┌──
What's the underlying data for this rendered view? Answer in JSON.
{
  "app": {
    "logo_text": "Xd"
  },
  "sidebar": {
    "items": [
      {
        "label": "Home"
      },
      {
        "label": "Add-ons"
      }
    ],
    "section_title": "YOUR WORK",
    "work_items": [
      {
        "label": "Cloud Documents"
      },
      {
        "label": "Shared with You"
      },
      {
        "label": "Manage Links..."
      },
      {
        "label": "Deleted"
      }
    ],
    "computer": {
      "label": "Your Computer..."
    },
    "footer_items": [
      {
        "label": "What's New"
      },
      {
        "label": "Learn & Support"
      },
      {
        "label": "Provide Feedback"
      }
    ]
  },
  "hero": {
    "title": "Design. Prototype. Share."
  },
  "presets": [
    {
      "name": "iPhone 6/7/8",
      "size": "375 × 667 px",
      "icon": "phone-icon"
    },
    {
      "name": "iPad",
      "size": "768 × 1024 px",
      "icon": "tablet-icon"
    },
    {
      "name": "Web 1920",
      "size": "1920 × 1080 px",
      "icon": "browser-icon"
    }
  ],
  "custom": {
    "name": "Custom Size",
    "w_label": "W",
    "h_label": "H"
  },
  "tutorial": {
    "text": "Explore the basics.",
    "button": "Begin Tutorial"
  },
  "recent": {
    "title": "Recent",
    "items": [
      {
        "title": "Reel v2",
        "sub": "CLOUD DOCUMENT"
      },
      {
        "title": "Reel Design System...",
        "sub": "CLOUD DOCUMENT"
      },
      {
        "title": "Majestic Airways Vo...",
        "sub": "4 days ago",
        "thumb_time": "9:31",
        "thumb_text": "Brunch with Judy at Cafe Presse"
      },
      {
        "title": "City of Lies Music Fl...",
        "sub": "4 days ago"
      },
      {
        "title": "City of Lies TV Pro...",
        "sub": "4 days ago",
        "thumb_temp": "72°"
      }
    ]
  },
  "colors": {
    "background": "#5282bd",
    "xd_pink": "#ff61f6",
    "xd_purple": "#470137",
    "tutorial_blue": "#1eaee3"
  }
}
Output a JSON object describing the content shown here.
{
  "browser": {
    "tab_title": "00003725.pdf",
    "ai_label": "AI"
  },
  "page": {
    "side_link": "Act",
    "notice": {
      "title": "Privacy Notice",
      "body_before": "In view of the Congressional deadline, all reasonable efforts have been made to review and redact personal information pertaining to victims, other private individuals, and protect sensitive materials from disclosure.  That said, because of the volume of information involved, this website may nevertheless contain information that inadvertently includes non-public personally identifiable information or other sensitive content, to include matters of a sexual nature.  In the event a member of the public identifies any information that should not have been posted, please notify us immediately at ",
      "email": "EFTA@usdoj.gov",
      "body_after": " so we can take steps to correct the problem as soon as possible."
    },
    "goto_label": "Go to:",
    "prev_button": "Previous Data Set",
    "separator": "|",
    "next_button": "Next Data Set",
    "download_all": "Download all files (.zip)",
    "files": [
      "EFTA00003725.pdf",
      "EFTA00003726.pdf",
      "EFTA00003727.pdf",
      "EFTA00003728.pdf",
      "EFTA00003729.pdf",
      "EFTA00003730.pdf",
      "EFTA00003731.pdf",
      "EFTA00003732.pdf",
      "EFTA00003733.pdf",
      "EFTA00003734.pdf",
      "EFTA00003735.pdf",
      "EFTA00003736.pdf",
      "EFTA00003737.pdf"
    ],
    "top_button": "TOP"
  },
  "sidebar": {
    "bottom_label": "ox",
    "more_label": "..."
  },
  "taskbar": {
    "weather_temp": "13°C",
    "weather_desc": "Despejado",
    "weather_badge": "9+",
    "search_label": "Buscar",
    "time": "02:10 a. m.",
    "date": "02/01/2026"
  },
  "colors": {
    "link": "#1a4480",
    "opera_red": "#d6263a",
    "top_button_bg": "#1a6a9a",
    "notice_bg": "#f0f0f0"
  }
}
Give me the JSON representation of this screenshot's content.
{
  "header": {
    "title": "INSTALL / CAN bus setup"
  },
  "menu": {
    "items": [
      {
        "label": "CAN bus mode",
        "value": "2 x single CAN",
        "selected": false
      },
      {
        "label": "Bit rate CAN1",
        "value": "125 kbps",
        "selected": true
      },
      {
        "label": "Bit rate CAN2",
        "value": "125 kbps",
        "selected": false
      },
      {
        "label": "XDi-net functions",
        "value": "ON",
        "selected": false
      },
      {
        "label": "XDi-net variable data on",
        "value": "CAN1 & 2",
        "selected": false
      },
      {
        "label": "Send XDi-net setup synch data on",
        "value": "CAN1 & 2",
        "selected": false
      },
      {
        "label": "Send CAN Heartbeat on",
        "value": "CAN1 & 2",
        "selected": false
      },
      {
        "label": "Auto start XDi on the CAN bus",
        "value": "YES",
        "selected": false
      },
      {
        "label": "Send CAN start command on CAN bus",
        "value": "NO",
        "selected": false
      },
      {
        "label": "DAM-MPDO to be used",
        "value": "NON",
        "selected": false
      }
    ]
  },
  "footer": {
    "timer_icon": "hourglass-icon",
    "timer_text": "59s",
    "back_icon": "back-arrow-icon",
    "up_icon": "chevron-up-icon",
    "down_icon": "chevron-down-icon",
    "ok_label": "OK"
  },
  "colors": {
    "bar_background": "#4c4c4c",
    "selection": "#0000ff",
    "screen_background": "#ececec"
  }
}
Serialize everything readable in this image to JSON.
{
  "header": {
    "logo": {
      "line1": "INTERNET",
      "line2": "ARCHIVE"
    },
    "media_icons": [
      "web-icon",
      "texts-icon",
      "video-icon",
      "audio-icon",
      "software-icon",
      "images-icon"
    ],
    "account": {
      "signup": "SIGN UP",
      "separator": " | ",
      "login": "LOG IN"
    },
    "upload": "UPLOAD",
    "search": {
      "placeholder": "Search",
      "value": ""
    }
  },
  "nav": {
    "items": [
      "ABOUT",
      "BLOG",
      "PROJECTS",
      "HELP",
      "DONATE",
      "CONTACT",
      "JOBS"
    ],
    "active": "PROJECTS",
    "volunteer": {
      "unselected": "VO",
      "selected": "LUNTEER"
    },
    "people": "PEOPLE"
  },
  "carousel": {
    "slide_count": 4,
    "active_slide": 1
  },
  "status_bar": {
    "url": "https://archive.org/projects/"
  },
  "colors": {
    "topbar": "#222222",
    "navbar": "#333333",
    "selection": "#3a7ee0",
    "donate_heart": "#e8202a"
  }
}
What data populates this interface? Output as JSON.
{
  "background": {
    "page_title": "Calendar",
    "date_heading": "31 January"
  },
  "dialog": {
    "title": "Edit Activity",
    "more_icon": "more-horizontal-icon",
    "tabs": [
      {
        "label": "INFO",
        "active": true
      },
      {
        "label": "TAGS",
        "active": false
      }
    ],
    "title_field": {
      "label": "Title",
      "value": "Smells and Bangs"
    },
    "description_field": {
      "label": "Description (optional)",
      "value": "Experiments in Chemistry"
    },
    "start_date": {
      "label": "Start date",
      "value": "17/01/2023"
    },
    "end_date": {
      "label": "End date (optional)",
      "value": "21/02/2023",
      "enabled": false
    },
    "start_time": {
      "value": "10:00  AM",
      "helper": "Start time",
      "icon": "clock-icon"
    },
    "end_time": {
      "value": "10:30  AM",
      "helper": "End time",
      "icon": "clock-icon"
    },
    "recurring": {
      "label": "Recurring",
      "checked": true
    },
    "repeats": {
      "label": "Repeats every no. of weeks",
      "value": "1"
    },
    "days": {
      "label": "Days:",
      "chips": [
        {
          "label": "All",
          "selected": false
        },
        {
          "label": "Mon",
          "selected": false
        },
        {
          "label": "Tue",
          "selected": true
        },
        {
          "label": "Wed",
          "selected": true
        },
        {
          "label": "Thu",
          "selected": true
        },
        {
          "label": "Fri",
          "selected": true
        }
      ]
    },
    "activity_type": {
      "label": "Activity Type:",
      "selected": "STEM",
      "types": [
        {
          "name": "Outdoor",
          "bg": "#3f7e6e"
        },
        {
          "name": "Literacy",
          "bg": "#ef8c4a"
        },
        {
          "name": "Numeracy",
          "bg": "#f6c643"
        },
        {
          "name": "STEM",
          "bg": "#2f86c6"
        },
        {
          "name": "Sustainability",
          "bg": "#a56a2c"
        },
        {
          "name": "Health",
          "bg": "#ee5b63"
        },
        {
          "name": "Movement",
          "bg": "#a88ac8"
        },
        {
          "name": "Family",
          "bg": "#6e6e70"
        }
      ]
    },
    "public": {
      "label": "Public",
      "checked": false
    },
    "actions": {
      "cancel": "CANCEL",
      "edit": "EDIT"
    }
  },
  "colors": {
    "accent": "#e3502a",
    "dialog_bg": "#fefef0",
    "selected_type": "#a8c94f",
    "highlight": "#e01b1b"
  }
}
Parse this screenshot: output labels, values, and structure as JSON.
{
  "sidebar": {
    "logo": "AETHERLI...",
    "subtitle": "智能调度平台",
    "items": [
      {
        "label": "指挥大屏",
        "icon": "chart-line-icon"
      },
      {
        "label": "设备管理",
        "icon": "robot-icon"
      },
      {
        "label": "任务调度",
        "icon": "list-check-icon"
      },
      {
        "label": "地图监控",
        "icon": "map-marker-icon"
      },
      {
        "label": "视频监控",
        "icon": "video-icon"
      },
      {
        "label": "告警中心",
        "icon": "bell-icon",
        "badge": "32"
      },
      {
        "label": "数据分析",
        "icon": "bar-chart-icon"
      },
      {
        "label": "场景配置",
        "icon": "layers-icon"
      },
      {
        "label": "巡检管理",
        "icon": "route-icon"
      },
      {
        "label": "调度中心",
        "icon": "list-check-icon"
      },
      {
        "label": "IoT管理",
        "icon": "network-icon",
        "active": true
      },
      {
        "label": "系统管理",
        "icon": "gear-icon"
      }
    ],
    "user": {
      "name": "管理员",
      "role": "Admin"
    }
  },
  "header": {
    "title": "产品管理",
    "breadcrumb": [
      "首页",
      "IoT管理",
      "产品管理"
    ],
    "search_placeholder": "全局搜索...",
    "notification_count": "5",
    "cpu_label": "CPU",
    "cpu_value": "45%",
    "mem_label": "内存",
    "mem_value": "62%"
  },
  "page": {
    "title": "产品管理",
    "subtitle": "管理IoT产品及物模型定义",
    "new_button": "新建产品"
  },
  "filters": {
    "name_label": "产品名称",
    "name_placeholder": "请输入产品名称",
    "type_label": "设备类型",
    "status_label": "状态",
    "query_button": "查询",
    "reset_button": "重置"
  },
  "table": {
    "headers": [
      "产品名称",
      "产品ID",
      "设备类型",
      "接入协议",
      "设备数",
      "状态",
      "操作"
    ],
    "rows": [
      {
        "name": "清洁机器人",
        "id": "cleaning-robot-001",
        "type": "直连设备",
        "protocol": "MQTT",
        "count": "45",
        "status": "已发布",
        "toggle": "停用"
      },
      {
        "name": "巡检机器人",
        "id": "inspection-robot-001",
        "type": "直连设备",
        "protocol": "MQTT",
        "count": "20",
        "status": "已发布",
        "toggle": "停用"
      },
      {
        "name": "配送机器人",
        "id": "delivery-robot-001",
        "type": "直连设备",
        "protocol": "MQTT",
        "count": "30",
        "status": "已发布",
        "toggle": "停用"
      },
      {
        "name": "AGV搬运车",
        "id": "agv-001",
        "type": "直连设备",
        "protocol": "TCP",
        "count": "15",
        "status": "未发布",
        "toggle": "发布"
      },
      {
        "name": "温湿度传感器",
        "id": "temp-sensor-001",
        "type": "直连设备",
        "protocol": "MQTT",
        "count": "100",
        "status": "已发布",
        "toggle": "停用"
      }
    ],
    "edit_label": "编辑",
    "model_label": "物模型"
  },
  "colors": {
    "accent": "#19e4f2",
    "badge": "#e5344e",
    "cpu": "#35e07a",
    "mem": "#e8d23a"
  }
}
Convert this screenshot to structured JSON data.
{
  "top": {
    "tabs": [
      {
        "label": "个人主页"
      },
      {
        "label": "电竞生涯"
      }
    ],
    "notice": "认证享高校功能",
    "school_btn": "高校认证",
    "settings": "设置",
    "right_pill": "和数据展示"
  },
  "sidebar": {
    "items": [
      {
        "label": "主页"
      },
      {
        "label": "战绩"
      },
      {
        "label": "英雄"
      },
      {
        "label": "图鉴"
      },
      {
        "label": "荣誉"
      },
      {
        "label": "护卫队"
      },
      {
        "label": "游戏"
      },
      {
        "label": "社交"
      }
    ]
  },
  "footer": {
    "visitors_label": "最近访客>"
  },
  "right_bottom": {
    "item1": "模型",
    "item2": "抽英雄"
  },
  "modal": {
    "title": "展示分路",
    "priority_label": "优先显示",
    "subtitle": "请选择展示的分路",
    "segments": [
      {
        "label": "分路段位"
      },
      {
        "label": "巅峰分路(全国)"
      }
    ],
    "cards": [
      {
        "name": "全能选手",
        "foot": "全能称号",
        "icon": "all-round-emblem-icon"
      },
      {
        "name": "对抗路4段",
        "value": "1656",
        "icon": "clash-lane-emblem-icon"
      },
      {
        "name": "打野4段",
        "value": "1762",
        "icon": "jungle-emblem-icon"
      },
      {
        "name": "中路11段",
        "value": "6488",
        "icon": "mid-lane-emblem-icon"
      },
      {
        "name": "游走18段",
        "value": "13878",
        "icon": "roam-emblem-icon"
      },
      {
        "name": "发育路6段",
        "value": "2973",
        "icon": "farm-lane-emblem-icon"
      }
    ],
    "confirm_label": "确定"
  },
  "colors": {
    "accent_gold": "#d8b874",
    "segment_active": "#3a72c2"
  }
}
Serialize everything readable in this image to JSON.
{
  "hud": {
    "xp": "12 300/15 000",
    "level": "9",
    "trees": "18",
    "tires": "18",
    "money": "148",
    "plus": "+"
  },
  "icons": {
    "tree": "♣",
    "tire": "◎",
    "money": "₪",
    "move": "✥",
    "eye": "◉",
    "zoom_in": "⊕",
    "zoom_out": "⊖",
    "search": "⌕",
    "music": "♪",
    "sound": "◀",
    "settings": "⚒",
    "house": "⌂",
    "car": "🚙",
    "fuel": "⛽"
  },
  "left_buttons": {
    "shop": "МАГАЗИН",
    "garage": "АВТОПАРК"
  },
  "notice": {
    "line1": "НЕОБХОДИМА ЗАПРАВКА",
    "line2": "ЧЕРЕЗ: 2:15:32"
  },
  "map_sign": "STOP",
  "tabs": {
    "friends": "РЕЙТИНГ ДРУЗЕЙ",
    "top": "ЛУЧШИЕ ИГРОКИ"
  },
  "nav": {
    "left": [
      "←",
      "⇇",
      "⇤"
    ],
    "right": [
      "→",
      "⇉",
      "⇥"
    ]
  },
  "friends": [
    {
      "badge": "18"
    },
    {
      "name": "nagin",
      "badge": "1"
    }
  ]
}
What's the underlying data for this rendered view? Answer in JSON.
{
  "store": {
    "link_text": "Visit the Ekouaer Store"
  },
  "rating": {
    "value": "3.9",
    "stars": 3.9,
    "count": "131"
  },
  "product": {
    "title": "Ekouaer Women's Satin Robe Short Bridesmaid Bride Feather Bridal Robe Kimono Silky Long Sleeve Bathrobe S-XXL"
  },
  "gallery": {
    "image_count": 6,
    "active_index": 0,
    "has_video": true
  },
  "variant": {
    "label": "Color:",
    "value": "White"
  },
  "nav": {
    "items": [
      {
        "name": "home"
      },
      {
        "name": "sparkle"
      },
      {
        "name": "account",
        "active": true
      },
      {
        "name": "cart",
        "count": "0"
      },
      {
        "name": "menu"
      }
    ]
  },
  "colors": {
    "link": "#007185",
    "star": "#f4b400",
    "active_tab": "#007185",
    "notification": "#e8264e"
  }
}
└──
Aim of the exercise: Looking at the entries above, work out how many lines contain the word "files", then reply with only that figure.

Task solution: 2